, but I seriously doubt that anyone on campus really read it. The reporters still call home sometimes; inevitably, we know what articles will be written by the Western press. Honestly, it pisses me off that they write about we patients like we're a bunch of desperate patsies looking for any cure that has some sham of promise. There was this one Salon article
that makes me cringe for its condescending tone. People don't pay $20,000 to be human guinea pigs solely because they're naïvely deluded about the possibility for being cured. The prevailing social stigma and discrimination against people with disability makes their lives so unbelievably difficult on them and their caregivers that they are willing to try anything because they have nothing to lose.
When you've grown up with a parent with a chronic medical condition, you know better than to even think of cures.
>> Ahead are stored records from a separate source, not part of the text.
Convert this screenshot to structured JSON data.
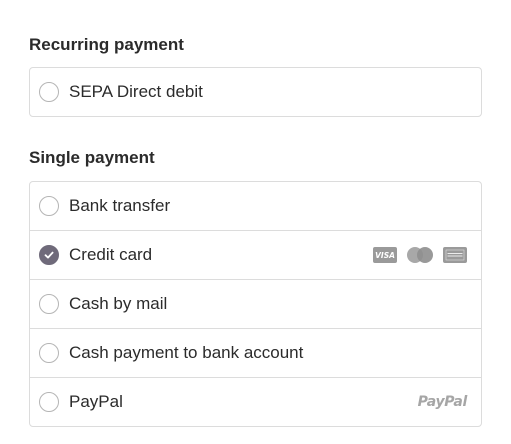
{
  "recurring": {
    "title": "Recurring payment",
    "options": [
      {
        "label": "SEPA Direct debit",
        "checked": false
      }
    ]
  },
  "single": {
    "title": "Single payment",
    "options": [
      {
        "label": "Bank transfer",
        "checked": false
      },
      {
        "label": "Credit card",
        "checked": true,
        "icons": [
          "visa-icon",
          "mastercard-icon",
          "amex-icon"
        ]
      },
      {
        "label": "Cash by mail",
        "checked": false
      },
      {
        "label": "Cash payment to bank account",
        "checked": false
      },
      {
        "label": "PayPal",
        "checked": false,
        "brand_text": "PayPal"
      }
    ]
  },
  "colors": {
    "selected_radio": "#6f6a7a",
    "border": "#dcdcdc",
    "logo_gray": "#9a9a9a"
  }
}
I don't expect to see a cure for my dad's condition in my lifetime; to be honest, from a utilitarian viewpoint, funding's better allocated to other medical conditions such as cancer and stroke that affect a greater proportion of the population. I just want to live in a world where people with disabilities can actually find jobs in accessible workplaces and be able to use public transportation without fearing that the bus drivers won't stop for them because loading them on will delay everyone's schedule. In some ways, that's why I have difficulty understanding all of these "Walk to Cure Muscular Dystrophy" races. I don't doubt that new vaccinations and screening measures will benefit everyone in the long run. But why must we spend so much time and money on developing medical treatments that will inevitably only work for some of the population and yet neglect relatively simple accommodation measures for people with current impairments? The medical conceptualization of disability posits disabling conditions as needing to be cured, rather than to be accommodated and a focus of lifestyle adaptation in cases where the underlying medical conditions currently lack a cure. A social model of disability advocates an environment that's universally accessible and recognizes the influence of social attitudes about the capabilities of those with physical and cognitive impairments play in the roles we have available for people in the disability community. And being tired makes me ridiculously wordy.
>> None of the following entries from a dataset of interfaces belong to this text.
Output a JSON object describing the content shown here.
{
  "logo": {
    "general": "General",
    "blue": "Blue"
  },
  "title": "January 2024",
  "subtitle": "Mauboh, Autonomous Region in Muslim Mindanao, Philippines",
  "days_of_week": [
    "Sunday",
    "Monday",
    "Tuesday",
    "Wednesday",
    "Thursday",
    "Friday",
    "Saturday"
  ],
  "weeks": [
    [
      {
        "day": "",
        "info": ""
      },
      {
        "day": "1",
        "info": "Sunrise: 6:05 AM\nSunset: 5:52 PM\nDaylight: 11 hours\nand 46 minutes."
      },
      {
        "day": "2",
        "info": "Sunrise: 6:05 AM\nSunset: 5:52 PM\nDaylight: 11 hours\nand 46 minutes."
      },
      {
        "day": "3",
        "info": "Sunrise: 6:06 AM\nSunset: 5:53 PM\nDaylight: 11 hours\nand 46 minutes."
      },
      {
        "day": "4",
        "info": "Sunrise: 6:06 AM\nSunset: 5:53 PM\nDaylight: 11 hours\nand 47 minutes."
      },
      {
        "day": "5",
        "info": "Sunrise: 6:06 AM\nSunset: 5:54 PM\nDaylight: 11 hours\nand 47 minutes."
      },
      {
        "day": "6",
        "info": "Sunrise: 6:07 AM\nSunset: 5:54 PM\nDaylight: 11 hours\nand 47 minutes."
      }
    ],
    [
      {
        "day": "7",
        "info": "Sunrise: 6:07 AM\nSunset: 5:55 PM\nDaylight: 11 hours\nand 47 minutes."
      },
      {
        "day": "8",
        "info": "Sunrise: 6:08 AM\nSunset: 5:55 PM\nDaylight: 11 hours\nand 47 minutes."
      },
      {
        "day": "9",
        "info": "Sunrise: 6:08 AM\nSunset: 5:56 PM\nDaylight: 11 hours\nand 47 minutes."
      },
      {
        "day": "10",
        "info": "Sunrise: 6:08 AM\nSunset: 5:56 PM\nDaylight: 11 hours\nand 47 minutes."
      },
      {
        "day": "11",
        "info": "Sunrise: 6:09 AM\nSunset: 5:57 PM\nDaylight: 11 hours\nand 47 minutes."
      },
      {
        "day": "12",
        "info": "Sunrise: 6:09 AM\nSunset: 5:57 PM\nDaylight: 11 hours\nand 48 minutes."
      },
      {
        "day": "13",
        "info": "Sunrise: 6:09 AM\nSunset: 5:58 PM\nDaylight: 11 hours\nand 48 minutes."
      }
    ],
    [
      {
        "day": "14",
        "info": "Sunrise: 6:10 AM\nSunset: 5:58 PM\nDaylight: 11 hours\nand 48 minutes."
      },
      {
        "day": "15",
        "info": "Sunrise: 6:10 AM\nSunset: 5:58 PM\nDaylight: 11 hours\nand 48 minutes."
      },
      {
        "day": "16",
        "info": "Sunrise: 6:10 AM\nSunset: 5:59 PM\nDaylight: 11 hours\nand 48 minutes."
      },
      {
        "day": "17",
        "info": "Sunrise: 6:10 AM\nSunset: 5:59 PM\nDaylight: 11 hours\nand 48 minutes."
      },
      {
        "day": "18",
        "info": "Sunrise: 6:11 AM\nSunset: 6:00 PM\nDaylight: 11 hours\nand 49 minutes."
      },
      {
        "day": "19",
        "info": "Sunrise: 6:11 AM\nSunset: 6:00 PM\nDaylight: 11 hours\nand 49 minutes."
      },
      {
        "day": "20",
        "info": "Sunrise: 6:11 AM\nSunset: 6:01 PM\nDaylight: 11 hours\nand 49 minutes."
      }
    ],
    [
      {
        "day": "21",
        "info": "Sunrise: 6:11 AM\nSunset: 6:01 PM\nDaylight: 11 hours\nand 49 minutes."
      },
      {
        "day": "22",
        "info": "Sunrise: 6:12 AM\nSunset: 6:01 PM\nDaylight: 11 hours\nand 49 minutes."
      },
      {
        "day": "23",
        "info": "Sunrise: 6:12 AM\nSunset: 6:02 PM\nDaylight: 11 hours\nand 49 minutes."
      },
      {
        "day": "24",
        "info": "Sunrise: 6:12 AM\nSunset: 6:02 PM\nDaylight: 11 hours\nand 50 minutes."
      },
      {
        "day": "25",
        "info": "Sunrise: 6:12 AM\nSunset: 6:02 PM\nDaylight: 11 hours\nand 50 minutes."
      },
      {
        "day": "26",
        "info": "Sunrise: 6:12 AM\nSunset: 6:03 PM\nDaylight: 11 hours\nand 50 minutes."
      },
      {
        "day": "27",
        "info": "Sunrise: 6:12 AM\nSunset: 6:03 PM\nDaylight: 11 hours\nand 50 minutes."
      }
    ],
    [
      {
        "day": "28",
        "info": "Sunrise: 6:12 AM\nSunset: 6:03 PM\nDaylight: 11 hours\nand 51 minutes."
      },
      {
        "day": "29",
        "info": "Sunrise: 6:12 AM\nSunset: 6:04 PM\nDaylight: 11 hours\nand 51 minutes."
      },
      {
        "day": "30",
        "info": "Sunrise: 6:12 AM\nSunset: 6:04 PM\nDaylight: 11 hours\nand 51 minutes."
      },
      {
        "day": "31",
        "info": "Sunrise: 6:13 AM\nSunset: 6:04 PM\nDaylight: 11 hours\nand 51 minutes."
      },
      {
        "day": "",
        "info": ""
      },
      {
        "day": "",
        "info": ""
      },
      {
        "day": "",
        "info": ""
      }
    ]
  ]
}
Anyway, getting back to my original point - as important as it is to foster dialogue about the ethics of stem cell therapy and regenerative medicine, we risk overlooking the underlying issues of disability awareness and rights. The dangers of focusing so much on finding cures for severe medical conditions is that we ignore the necessity of providing accommodation for those with disability and creating more enabling environments so that everyone, not just the able-bodied, can truly celebrate “culture of life.” Using stem cells to cure chronic diseases underscores the prevalence of the medical model of disability and the social prerogative in eradicating the conditions that cause disability. Patients are driven to seek expensive, potentially risky experimental treatments abroad because they find that their quality of life has significantly deteriorated due to the lack of resources for people with disabilities and their caregivers. If legislators are hesitant about funding embryonic stem cell research, they could invest public resources instead into extending access to people with disabilities instead of forcing scientists to pursue embryonic stem cell research elsewhere. The ideal goal of stem cell therapy is to improve the quality of life for those with medically related impairments, but there are multiple avenues of pursuit in achieving this objective. As important as it is to acknowledge and protect the rights of humans coming into being, it is all too easy to overlook the eroding civil rights for people with disabilities and the sociopolitical conditions that have made stem cell therapy such a pressing issue in the first place.
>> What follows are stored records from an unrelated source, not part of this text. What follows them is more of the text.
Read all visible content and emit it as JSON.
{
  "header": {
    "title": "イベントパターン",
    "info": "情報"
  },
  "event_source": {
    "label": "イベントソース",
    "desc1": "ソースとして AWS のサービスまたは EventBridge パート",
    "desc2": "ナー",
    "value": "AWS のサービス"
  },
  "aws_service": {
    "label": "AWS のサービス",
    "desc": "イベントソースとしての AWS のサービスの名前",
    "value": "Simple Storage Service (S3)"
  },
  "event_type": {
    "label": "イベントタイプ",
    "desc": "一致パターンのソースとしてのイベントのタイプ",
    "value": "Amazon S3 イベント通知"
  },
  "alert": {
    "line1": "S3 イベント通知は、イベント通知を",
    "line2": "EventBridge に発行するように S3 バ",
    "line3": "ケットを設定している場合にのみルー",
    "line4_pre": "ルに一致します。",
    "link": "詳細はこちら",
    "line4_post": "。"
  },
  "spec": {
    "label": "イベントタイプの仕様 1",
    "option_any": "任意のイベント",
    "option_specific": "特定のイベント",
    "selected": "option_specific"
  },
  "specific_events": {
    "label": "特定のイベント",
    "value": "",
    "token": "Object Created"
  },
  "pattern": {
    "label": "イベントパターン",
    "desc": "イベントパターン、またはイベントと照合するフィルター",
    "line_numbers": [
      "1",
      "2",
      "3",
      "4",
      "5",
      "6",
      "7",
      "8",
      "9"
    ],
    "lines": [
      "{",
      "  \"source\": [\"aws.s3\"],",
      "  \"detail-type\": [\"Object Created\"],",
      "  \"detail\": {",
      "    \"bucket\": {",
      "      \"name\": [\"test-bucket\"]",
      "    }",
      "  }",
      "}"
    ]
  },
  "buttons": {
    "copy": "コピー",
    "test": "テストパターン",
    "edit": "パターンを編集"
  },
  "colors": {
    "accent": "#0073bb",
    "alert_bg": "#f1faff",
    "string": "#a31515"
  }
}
OK, I confess: this is my belated Blogging Against Disablism Day
post. And there's a lot more I have to say about the subject, except that I really need to finish my take home final for my disabilities and healthcare class, so I'll get around to that later.